• WHAT YOU WILL DO:
Search the entries below for the string "screenshot" and copy the lines that hold it.

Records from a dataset
==========

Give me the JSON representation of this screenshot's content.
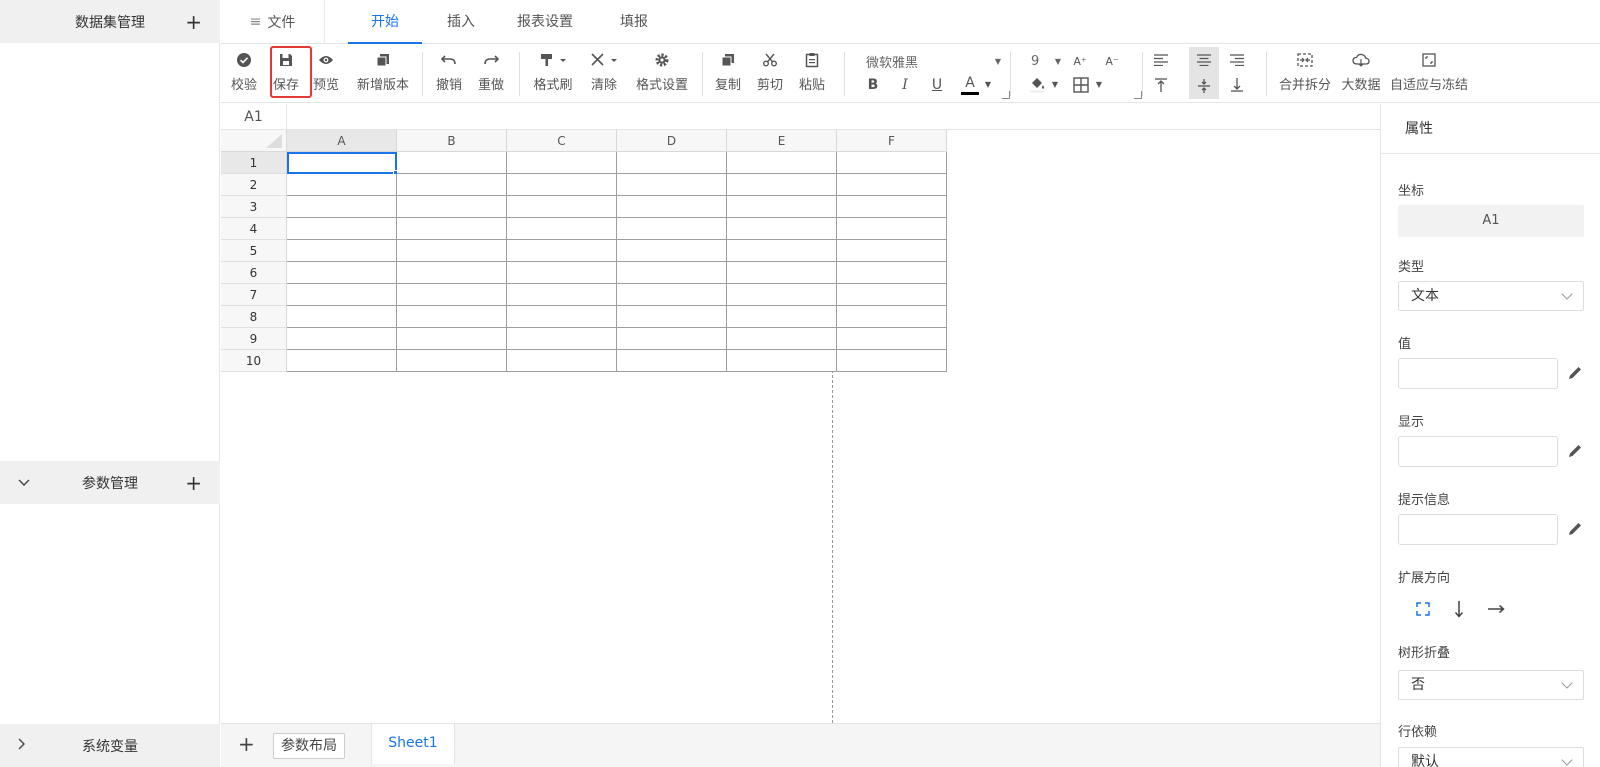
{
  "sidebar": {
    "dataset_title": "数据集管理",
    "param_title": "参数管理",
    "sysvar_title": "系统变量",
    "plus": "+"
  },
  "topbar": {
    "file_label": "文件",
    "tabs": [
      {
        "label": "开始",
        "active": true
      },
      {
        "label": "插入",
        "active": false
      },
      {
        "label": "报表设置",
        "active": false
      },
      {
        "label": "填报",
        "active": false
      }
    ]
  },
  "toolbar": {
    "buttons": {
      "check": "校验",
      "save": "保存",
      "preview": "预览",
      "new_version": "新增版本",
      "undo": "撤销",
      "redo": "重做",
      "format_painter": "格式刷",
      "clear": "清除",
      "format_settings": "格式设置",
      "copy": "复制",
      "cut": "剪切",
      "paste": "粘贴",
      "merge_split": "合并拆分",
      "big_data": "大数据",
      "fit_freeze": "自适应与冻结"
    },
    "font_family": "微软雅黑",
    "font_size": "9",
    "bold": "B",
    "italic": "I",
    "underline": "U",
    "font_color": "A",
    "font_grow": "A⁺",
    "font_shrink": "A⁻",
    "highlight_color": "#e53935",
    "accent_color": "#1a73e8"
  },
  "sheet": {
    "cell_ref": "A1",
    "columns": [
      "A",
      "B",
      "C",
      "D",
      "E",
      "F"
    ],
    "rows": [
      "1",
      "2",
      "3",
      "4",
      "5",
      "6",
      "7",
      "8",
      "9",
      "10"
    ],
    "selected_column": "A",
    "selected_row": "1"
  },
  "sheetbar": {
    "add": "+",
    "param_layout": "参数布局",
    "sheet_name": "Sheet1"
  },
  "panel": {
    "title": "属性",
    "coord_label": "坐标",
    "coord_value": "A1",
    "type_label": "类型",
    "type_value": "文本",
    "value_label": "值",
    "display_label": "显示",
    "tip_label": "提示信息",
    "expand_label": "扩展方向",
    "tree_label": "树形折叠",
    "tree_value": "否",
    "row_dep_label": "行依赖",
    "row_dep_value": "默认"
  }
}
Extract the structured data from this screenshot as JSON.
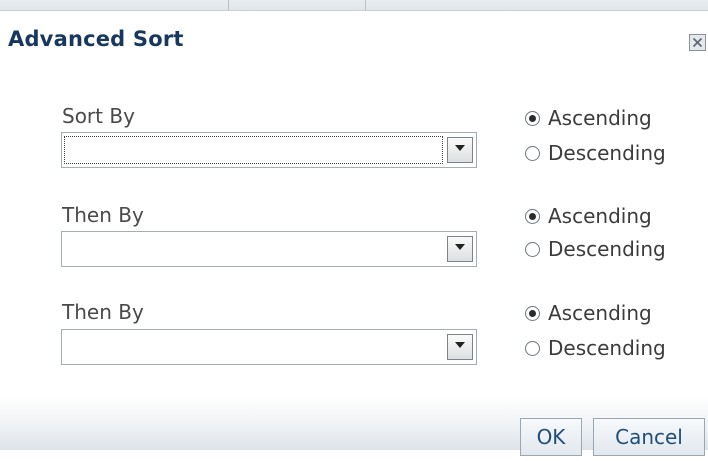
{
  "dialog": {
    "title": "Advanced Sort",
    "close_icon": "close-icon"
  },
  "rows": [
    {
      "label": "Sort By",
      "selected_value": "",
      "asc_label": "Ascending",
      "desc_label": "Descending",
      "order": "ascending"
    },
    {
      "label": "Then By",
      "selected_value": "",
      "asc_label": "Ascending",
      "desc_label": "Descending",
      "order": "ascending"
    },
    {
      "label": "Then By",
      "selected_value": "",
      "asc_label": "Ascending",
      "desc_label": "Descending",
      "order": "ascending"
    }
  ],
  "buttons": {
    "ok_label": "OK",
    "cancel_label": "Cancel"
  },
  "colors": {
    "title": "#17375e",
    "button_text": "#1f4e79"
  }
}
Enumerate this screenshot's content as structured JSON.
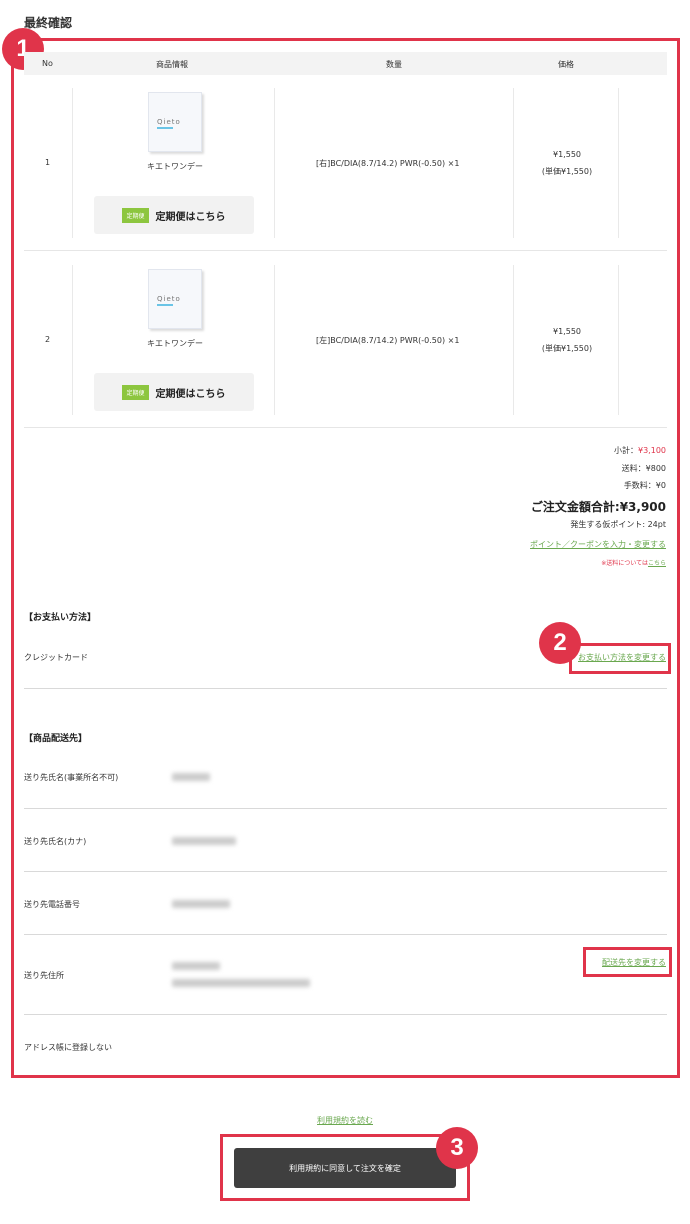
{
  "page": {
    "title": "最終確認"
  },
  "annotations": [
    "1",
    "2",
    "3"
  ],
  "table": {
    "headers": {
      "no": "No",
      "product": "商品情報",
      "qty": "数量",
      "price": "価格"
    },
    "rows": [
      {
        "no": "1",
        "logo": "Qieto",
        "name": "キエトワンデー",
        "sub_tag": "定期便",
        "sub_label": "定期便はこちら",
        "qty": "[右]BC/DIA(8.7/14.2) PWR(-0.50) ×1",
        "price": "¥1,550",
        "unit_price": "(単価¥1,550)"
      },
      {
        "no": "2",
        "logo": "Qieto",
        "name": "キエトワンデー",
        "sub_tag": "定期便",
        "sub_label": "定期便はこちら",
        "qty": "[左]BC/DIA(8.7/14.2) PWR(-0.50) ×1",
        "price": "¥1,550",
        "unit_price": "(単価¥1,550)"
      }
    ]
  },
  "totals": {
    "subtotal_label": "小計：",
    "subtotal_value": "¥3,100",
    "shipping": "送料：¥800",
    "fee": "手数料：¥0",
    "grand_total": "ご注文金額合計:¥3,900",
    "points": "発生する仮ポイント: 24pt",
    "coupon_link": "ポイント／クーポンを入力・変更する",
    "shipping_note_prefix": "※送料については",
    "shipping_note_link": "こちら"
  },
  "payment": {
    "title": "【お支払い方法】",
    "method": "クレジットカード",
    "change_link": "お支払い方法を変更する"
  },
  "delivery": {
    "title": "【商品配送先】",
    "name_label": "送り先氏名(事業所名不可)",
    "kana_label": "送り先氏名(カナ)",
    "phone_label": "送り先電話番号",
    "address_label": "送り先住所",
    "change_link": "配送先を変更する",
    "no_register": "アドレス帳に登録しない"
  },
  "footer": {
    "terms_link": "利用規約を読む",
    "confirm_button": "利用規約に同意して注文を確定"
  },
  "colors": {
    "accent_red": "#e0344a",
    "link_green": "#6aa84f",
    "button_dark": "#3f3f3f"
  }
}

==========

• TASK ANSWER:
Give me the JSON representation of this screenshot's content.
Extract the structured data from this screenshot as JSON.
Enumerate this screenshot's content as structured JSON.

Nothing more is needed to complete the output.